3 Ways to Engage the Next Generation of RNs
Katrina Greer applied to college planning to become an orthodontist. But after her father was diagnosed with leukemia during her senior year of high school, her aspirations of working in healthcare shifted.
"I remember the nurses coming in and taking care of him, while he would shake and wasn't able to do things himself," says Katrina, "Nurses saved my dad."
Katrina is now a Registered Nurse at Penn State Hershey Medical Center, where her father was treated. But while she entered the job with a keen, personal understanding of quality patient care from watching her fathers' nurses, and with technical skills from years of school, her education is far from over.
"There's new things that come out every single day that you have to adjust to," says Katrina. The technical and medical knowledge required of nurses today far exceeds the expectations of previous decades, and in addition to more complex job requirements, the talent pipeline for nursing is thin.
Preparing RNs for a Future of Quality Care
As experienced nurses retire and healthcare reform expands coverage, the need for nurses is exceeding the supply. A recent study from Georgetown University predicts the economy will create 1.6 million job openings for nurses by 2020—but schools are struggling to meet growing demand, leading to an estimated shortfall of nearly 200,000 nursing professionals.
With a talent shortage and an increasingly young workforce, it's critical for hospitals to provide access to education and training for nurses. Continued education not only helps nurses make more informed decisions, it also increases employee engagement—leading to better patient care overall. According to a recent Gallup report, higher nurse engagement scores lead to lower patient mortality and complications.
Below are three learning strategies to engage the next generation of nurses and ensure a future of quality care:
1. Provide 24/7 Access to Training
As Katrina shared, RNs must constantly adapt to new patient situations, treatment options and industry regulations. Access to reference materials and live sessions provides nurses with the knowledge they need to provide the best care for their patients.
In addition, the American Society for Healthcare and Human Resources Administration found that employees who have access to "meaningful learning and development opportunities" are typically highly engaged.
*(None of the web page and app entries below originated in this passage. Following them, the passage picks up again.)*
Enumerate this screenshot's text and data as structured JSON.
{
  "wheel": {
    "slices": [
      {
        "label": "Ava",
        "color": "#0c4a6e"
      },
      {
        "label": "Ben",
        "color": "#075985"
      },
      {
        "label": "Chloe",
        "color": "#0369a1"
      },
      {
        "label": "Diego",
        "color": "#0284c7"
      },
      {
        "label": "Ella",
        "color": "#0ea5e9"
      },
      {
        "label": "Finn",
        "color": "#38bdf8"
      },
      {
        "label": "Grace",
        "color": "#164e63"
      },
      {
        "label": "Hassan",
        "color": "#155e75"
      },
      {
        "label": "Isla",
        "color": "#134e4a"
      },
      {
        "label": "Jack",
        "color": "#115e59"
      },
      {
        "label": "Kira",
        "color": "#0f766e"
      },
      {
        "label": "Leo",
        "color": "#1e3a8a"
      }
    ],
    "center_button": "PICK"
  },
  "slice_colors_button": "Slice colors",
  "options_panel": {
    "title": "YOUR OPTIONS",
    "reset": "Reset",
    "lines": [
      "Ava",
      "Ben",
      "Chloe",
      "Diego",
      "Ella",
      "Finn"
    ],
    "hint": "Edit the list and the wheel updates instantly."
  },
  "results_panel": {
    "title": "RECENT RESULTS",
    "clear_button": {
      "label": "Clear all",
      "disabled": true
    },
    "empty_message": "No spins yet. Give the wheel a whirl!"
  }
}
2. Offer Real-Time Evaluation
Annual reviews and one-off feedback sessions often fail to make a substantial difference in employee performance. Instead, offer proactive feedback to help nurses improve on the floor. Cornerstone's Observation Checklist software is one way to evaluate performance in real-time—with customizable rating methods based on your organization's goals and online access to reporting features.
Not only does real-time feedback help nurses consistently improve, but studies show that strong development programs also lead to a 27 percent lower employee turnover.
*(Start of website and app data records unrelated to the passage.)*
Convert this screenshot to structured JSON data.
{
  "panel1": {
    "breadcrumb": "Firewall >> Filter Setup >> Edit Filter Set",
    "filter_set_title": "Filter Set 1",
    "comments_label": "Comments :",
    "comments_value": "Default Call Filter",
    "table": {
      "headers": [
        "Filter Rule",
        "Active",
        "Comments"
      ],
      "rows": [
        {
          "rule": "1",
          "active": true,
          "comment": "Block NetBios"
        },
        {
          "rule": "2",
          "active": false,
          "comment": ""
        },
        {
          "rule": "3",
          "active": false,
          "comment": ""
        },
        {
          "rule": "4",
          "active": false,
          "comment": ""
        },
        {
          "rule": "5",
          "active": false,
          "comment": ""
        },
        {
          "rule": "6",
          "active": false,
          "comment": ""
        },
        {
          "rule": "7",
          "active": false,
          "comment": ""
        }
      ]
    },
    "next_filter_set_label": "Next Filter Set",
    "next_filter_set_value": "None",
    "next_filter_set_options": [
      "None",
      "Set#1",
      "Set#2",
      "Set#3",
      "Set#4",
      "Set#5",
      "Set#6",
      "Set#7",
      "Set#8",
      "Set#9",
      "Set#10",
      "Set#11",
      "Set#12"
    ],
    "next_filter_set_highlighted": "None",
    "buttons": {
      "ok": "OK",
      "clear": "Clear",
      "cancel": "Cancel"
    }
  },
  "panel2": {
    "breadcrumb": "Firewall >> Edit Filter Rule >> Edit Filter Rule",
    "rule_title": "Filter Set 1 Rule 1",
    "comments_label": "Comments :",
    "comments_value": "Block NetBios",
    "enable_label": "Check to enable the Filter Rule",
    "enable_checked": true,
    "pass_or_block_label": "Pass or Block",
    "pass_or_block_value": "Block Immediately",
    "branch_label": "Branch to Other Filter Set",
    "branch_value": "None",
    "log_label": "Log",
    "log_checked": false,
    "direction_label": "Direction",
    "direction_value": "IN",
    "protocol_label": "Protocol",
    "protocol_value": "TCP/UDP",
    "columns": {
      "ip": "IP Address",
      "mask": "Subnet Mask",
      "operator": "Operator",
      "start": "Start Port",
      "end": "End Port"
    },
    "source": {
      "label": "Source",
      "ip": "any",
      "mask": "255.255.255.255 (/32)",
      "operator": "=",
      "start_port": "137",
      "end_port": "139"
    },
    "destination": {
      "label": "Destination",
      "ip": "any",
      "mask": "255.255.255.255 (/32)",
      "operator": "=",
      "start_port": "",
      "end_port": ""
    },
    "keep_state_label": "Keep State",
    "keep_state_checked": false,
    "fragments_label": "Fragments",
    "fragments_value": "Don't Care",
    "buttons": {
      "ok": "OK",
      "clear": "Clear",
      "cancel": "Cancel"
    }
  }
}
3. Align Individual Goals with Organization's Mission
Nursing is far more than giving shots and assessing patients. As Angela Perlakowski, an RN at Penn Hershey, shares, "The best nurses are ones who can balance compassion and critical thinking."
People typically pursue a career in healthcare because they want to help people—but the multitude of small tasks and important details can be distracting from this larger goal. By aligning each nurse's goals with the mission of the hospital, you can help employees learn to complete tasks while truly caring for the patient. In the end, this will lead to stronger employee loyalty, better performance and higher patient satisfaction.